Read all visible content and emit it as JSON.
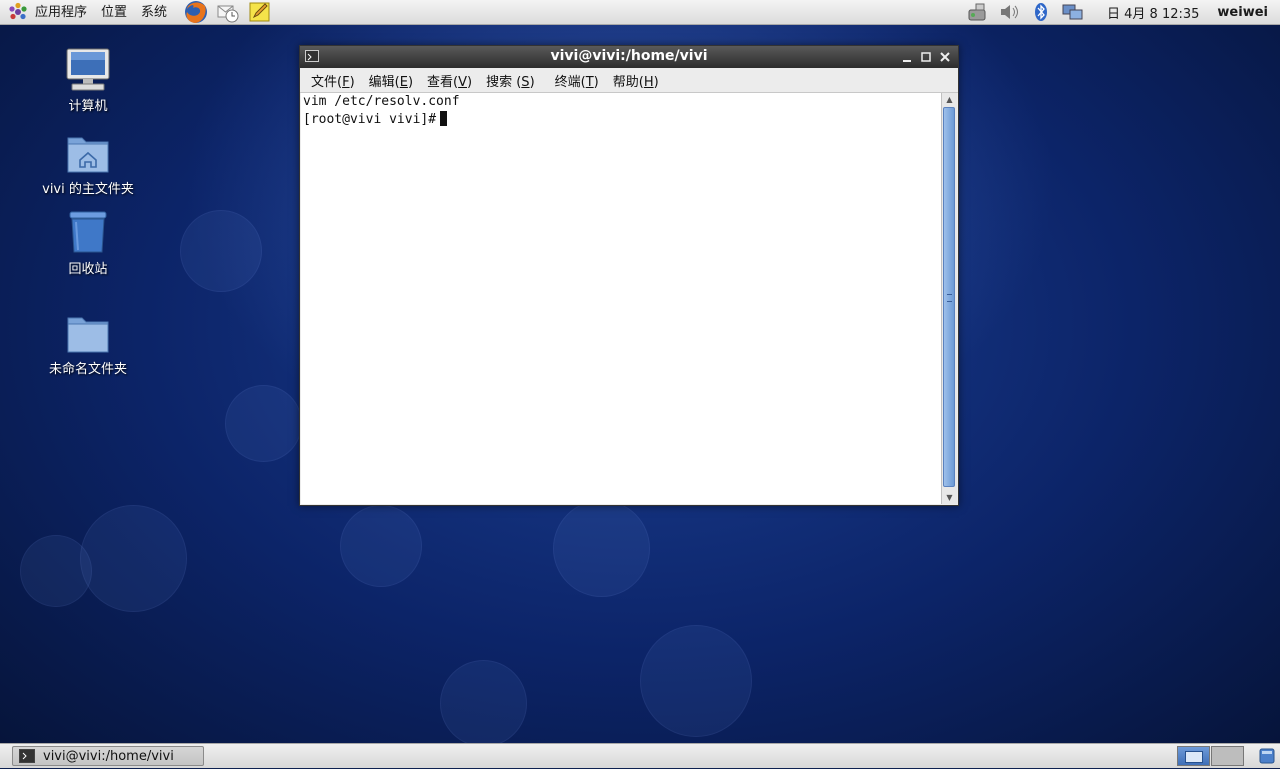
{
  "top_panel": {
    "menus": [
      "应用程序",
      "位置",
      "系统"
    ],
    "clock": "日 4月  8 12:35",
    "username": "weiwei"
  },
  "desktop_icons": [
    {
      "label": "计算机"
    },
    {
      "label": "vivi 的主文件夹"
    },
    {
      "label": "回收站"
    },
    {
      "label": "未命名文件夹"
    }
  ],
  "terminal": {
    "title": "vivi@vivi:/home/vivi",
    "menu": [
      {
        "text": "文件(",
        "key": "F",
        "end": ")"
      },
      {
        "text": "编辑(",
        "key": "E",
        "end": ")"
      },
      {
        "text": "查看(",
        "key": "V",
        "end": ")"
      },
      {
        "text": "搜索 (",
        "key": "S",
        "end": ")"
      },
      {
        "text": "终端(",
        "key": "T",
        "end": ")"
      },
      {
        "text": "帮助(",
        "key": "H",
        "end": ")"
      }
    ],
    "lines": [
      "vim /etc/resolv.conf",
      "[root@vivi vivi]#"
    ]
  },
  "taskbar": {
    "window_label": "vivi@vivi:/home/vivi"
  },
  "colors": {
    "desktop": "#0c2468",
    "titlebar": "#2c2c2c",
    "scroll_thumb": "#6c9ad6"
  }
}
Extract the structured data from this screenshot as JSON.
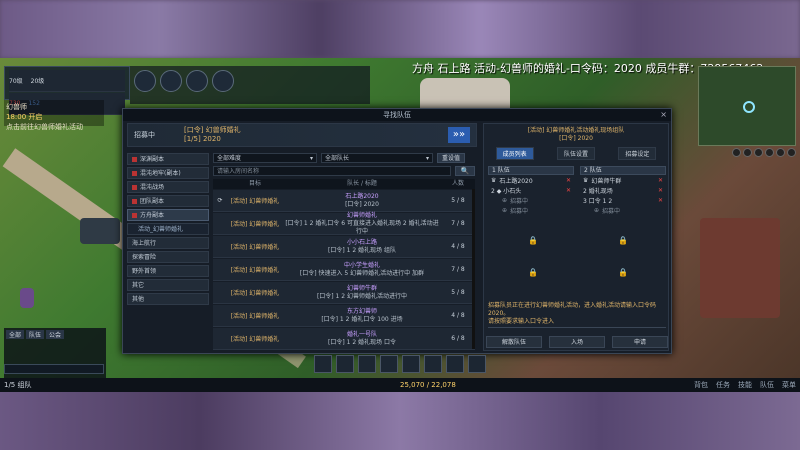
{
  "stream_title": "方舟 石上路 活动-幻兽师的婚礼-口令码：2020 成员牛群：729567462",
  "hud": {
    "level": "70级",
    "level2": "20级",
    "hp": "730",
    "mp": "152",
    "quest_title": "幻兽师",
    "quest_time": "18:00 开启",
    "quest_sub": "点击前往幻兽师婚礼活动"
  },
  "window": {
    "title": "寻找队伍",
    "close": "×",
    "banner_label": "招募中",
    "banner_info1": "[口令] 幻兽师婚礼",
    "banner_info2": "[1/5] 2020",
    "banner_arrow": "»»"
  },
  "categories": [
    {
      "label": "深渊副本",
      "red": true
    },
    {
      "label": "混沌地牢(副本)",
      "red": true
    },
    {
      "label": "混沌战场",
      "red": true
    },
    {
      "label": "团队副本",
      "red": true
    },
    {
      "label": "方舟副本",
      "red": true,
      "active": true
    },
    {
      "label": "活动_幻兽师婚礼",
      "sub": true
    },
    {
      "label": "海上航行",
      "red": false
    },
    {
      "label": "探索冒险",
      "red": false
    },
    {
      "label": "野外首领",
      "red": false
    },
    {
      "label": "其它",
      "red": false
    },
    {
      "label": "其他",
      "red": false
    }
  ],
  "filters": {
    "select1": "全部难度",
    "select2": "全部队长",
    "btn": "重设值",
    "search_placeholder": "请输入房间名称",
    "search_btn": "🔍"
  },
  "table": {
    "headers": [
      "",
      "目标",
      "队长 / 标题",
      "人数"
    ],
    "rows": [
      {
        "target": "[活动] 幻兽师婚礼",
        "t1": "石上路2020",
        "t2": "[口令] 2020",
        "count": "5 / 8"
      },
      {
        "target": "[活动] 幻兽师婚礼",
        "t1": "幻兽师婚礼",
        "t2": "[口令] 1 2 婚礼口令 6 可直接进入婚礼现场 2 婚礼活动进行中",
        "count": "7 / 8"
      },
      {
        "target": "[活动] 幻兽师婚礼",
        "t1": "小小石上路",
        "t2": "[口令] 1 2 婚礼现场 组队",
        "count": "4 / 8"
      },
      {
        "target": "[活动] 幻兽师婚礼",
        "t1": "中小学生婚礼",
        "t2": "[口令] 快速进入 5 幻兽师婚礼活动进行中 加群",
        "count": "7 / 8"
      },
      {
        "target": "[活动] 幻兽师婚礼",
        "t1": "幻兽师牛群",
        "t2": "[口令] 1 2 幻兽师婚礼活动进行中",
        "count": "5 / 8"
      },
      {
        "target": "[活动] 幻兽师婚礼",
        "t1": "东方幻兽师",
        "t2": "[口令] 1 2 婚礼口令 100 进场",
        "count": "4 / 8"
      },
      {
        "target": "[活动] 幻兽师婚礼",
        "t1": "婚礼一号队",
        "t2": "[口令] 1 2 婚礼现场 口令",
        "count": "6 / 8"
      }
    ]
  },
  "right": {
    "title1": "[活动] 幻兽师婚礼活动婚礼现场组队",
    "title2": "[口令] 2020",
    "tabs": [
      "成员列表",
      "队伍设置",
      "招募设定"
    ],
    "party1_header": "1 队伍",
    "party2_header": "2 队伍",
    "party1": [
      {
        "name": "石上路2020",
        "x": true
      },
      {
        "name": "2 ◆ 小石头",
        "x": true
      },
      {
        "name": "招募中",
        "x": false
      },
      {
        "name": "招募中",
        "x": false
      }
    ],
    "party2": [
      {
        "name": "幻兽师牛群",
        "x": true
      },
      {
        "name": "2 婚礼现场",
        "x": true
      },
      {
        "name": "3 口令 1 2",
        "x": true
      },
      {
        "name": "招募中",
        "x": false
      }
    ],
    "desc": "招募队员正在进行幻兽师婚礼活动，进入婚礼活动请输入口令码2020。",
    "desc2": "请按照要求输入口令进入",
    "buttons": [
      "解散队伍",
      "入场",
      "申请"
    ]
  },
  "bottom": {
    "money": "25,070 / 22,078",
    "left": "1/5 组队",
    "menu": [
      "背包",
      "任务",
      "技能",
      "队伍",
      "菜单"
    ]
  }
}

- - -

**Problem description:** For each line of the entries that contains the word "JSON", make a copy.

**Result below:**
Read all visible content and emit it as JSON.
Extract the structured data from this screenshot as JSON.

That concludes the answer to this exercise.